Mar 16, 2018
Contemporary Political Theory
Gilbert Simondon has recently attracted the interest of political philosophers and theorists, despite the fact that he is renowned as a philosopher of technics – author of Of the Mode of Existence of Technical Objects – who also elaborated a general theory of complex systems in Individuation in the Light of the Notions of Form and Information. A group of scholars has developed Gilles Deleuze’s early suggestion that Simondon’s social ontology might offer the basis for a re-theorisation of radical democracy. Others, following Herbert Marcuse, have instead focused on Simondon’s analysis of the relationship between technology and society. However, only a joint study of Simondon’s two major works can reveal their implicit political stakes.
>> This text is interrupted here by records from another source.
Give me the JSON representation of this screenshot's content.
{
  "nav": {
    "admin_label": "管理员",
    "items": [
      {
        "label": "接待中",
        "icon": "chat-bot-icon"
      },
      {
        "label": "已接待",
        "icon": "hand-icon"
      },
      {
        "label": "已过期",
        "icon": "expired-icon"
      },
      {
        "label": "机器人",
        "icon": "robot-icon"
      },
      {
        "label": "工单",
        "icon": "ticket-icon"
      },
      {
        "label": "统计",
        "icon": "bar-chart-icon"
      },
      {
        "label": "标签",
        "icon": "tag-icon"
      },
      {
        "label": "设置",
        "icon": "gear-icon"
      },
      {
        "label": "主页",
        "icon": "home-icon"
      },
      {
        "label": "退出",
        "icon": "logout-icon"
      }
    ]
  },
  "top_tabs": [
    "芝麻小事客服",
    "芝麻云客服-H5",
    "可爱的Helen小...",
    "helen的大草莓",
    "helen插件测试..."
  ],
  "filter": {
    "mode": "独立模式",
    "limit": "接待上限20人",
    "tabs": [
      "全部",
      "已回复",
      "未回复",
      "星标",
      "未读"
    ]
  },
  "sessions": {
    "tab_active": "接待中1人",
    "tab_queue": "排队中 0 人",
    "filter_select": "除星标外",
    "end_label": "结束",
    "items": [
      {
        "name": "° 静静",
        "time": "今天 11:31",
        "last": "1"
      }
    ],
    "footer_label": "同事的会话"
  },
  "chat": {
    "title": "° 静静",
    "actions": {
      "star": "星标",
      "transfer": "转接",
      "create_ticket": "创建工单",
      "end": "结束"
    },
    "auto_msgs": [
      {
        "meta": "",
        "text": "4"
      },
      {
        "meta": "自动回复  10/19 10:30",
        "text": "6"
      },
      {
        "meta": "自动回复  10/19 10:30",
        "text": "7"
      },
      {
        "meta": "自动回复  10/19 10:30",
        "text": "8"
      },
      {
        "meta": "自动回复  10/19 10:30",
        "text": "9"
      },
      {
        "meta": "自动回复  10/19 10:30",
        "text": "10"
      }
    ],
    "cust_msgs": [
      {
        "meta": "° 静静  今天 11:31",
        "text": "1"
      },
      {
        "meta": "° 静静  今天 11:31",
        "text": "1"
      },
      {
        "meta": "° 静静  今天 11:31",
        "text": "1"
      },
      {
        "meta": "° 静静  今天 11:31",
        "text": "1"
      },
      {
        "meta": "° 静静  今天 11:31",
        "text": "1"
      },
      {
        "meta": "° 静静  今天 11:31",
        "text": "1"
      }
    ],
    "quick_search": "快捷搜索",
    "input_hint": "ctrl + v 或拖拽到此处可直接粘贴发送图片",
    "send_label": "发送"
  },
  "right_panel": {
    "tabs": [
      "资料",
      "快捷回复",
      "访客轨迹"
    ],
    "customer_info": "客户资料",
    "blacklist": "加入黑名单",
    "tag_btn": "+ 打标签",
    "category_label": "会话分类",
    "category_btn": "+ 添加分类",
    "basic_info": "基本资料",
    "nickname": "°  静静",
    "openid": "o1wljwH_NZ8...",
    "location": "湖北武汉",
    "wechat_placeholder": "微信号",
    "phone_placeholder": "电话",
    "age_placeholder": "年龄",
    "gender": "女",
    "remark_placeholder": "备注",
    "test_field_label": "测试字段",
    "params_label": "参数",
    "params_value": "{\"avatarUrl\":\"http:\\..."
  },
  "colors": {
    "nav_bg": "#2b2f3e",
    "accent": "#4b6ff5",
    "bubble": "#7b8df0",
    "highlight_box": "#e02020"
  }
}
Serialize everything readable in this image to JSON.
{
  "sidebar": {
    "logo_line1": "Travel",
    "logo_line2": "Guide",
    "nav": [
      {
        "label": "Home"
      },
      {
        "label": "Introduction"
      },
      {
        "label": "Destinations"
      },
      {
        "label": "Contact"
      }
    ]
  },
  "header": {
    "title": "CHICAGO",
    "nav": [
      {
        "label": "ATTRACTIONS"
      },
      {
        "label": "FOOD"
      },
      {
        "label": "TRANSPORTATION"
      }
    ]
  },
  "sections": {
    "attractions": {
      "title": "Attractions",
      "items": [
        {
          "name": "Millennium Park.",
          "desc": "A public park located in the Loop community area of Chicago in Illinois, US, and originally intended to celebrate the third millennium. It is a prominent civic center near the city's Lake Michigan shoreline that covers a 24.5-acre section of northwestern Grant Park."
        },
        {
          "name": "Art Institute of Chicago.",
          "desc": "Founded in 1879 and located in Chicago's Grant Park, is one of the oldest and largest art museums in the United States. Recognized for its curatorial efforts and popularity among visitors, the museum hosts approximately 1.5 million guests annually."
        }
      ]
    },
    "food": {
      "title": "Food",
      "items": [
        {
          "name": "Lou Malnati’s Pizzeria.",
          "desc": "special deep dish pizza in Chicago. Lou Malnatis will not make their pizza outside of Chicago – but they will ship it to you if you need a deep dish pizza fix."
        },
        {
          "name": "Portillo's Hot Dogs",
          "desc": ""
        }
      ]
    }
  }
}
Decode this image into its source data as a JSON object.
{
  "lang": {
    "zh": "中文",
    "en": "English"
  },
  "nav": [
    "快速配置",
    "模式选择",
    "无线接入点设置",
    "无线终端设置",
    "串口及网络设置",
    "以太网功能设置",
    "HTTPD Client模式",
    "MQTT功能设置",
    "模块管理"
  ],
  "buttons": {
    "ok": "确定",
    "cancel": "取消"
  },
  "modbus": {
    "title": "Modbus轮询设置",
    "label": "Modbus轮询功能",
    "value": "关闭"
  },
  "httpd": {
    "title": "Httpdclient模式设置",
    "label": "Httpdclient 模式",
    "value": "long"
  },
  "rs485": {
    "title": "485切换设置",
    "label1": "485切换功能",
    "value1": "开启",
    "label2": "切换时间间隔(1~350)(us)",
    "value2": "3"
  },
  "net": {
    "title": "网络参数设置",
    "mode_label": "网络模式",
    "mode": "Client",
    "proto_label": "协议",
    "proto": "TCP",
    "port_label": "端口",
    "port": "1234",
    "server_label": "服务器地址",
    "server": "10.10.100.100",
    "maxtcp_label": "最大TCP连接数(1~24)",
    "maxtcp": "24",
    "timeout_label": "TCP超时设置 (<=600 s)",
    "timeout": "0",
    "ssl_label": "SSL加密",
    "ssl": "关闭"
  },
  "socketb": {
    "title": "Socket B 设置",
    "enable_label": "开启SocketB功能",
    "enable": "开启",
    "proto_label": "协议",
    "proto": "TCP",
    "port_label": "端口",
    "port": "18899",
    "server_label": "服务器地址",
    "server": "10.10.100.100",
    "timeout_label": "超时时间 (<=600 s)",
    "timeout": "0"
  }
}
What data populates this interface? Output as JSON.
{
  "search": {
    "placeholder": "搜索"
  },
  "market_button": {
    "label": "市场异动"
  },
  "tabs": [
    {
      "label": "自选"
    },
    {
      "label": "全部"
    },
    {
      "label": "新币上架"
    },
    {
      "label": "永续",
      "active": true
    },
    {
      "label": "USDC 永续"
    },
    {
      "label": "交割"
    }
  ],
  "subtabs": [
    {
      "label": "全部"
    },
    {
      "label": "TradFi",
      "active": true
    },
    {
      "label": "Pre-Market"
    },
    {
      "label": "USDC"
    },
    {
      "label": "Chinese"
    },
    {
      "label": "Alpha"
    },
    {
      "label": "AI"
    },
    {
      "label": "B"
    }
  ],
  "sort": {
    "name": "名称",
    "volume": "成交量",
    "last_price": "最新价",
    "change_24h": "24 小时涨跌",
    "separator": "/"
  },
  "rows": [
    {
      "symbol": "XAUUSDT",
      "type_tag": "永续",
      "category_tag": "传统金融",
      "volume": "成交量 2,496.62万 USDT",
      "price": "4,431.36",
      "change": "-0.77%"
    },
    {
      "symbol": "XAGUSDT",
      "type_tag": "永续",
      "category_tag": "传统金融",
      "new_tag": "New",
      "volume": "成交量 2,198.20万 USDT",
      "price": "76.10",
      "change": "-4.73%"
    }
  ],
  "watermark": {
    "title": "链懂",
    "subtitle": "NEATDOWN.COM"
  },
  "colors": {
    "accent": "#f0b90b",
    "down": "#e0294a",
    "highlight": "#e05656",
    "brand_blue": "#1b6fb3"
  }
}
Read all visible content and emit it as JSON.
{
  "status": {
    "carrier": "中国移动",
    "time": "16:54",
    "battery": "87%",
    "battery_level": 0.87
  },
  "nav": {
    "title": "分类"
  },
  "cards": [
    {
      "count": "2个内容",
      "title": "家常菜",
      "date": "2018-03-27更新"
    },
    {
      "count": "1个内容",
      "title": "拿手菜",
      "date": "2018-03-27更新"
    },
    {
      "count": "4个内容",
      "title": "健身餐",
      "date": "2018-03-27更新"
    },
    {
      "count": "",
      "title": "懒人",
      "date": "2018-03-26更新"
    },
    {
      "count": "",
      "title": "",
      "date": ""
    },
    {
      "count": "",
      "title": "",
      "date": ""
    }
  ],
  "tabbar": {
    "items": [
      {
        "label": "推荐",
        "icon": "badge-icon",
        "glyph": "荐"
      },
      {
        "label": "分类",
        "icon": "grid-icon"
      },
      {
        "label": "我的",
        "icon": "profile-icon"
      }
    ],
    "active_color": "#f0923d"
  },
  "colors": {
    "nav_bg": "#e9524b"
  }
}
As I will argue, Simondon’s anti-Aristotelianism and his anti-Heideggerian understanding of the Greek origins of philosophy, allow us to conceive philosophical thought as a ‘tradition of invention’, that is, a pedagogical technē endowed with the political task of maintaining the openness of the social system and allowing normative invention to emerge from within.